For information about travel to the battlefields of the Western Front, a list of tour operators for adults and school groups, guides, self-drive guided visits, cycling routes and guided cycling tours see our page at:
Some of the regions where the WW1 battles took place have seen a large increase in visitors over the past few years. In these cases there is a wide variety of accommodation to choose from. In other less frequently visited areas, however, the accommodation for visitors is more limited.
See our introductory page with links to our listings of accommodation on and around the battlefield areas:
Tourist Information offices can help with advice on travel and where to stay if you are planning a visit, and they will have the very latest information and advice for travellers.
Visitor Centre for Ypres and the Westhoek, Belgium
The battlefields of the Ypres Salient are located in the province of West-Vlaanderen (West Flanders) in the Westhoek region, the westernmost province of the Flemish-speaking region in Belgium. The Visitor Centre for Ypres (the city is known locally by its Flemish name of Ieper) can offer advice in English, Dutch, French and German, providing information on all aspects of visiting the city and its surroundings.
See our page about the Visitor Centre for Ypres and the Westhoek at:Visitor Centre for Ypres and the Westhoek, Belgium
Tourist Information for the Somme & Picardie, France
The battlefields of the Somme are located in the Département de la Somme. This is the region of Picardie in northern France.
For information on tourist offices and tourist information for visitors to the Somme see our page at:
Visitors to the battlefields should be aware that even over 90 years since the end of the First World War there are still dangers posed by unexploded ammunition. DO NOT TOUCH or pick anything up if you are not sure what it is or if it looks like a piece of ammunition.

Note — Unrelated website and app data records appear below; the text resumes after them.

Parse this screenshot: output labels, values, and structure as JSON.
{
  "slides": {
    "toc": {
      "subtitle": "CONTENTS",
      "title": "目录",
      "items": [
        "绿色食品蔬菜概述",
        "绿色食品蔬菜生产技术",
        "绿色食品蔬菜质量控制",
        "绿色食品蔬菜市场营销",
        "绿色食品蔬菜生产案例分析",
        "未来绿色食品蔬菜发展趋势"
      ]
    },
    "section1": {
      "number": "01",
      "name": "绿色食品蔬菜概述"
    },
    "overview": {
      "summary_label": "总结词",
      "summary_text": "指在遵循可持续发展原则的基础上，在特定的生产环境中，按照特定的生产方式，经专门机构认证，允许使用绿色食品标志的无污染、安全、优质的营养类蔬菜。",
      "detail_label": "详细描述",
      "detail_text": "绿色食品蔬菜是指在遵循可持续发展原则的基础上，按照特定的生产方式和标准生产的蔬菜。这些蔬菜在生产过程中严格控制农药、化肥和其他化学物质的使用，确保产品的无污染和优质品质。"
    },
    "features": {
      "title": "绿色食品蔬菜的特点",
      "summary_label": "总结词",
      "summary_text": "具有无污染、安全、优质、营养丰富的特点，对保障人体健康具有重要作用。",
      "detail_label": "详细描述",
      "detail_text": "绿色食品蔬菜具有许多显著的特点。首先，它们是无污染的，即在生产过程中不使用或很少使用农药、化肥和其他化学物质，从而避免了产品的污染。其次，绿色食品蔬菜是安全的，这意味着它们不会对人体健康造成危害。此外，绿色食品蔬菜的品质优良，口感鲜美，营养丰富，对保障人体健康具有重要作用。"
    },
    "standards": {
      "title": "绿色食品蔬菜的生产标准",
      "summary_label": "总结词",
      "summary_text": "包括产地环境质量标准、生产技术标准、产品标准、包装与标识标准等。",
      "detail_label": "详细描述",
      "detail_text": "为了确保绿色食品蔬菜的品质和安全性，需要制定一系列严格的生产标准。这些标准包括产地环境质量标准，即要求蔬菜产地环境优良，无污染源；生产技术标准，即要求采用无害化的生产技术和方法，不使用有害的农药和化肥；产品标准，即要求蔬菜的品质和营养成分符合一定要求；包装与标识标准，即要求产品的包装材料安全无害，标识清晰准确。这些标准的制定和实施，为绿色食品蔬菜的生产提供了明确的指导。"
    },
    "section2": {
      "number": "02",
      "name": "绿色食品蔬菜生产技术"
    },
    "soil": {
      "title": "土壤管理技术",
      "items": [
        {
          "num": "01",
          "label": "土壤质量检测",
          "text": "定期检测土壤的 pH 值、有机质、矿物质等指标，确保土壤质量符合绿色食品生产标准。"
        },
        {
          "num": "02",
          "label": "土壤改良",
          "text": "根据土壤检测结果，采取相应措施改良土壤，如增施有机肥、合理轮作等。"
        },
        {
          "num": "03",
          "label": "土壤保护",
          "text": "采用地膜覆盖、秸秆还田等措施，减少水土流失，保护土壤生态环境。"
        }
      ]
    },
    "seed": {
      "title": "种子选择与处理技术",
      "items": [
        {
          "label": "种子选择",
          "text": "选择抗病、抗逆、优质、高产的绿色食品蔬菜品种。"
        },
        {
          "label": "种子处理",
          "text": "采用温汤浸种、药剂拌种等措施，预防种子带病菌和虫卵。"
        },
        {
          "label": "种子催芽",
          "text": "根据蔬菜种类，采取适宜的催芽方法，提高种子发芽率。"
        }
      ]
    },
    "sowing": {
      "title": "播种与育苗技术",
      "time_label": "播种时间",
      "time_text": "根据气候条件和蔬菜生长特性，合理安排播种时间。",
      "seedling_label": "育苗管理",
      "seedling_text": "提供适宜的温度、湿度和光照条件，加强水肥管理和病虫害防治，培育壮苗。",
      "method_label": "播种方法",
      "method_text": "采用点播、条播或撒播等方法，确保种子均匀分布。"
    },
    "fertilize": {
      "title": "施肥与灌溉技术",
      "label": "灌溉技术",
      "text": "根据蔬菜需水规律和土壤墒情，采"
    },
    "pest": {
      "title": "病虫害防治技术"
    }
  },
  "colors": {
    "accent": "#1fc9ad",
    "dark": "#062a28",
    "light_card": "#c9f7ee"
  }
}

Every year several thousand artillery shells of all sizes are found in the ground by farmers, construction workers and builders. This is often called “The Iron Harvest”. Particularly in the ploughing seasons in rural areas shells can often be seen placed at the side of a field by a farmer for safe collection by the authorities.
Exploring the battlefields off the beaten track will be a rewarding experience, especially if you are carrying out research in the footsteps of a relative. Visitors are reminded to ask permission if you want to go onto private land. Be mindful of your own safety if exploring any battlefield remains such as bunkers or tunnels which are not designated public sites.
For more information about the remains to be seen on the Western Front battlefields see our information at:
By way of an introduction to the battlefields of the Western Front we have shown them on our map and listed them by region.
The following pages each provide an index to three of the well-visited battlefield areas comprehensive listings and locations of military cemeteries, main memorials, battle remains, museums and accommodation: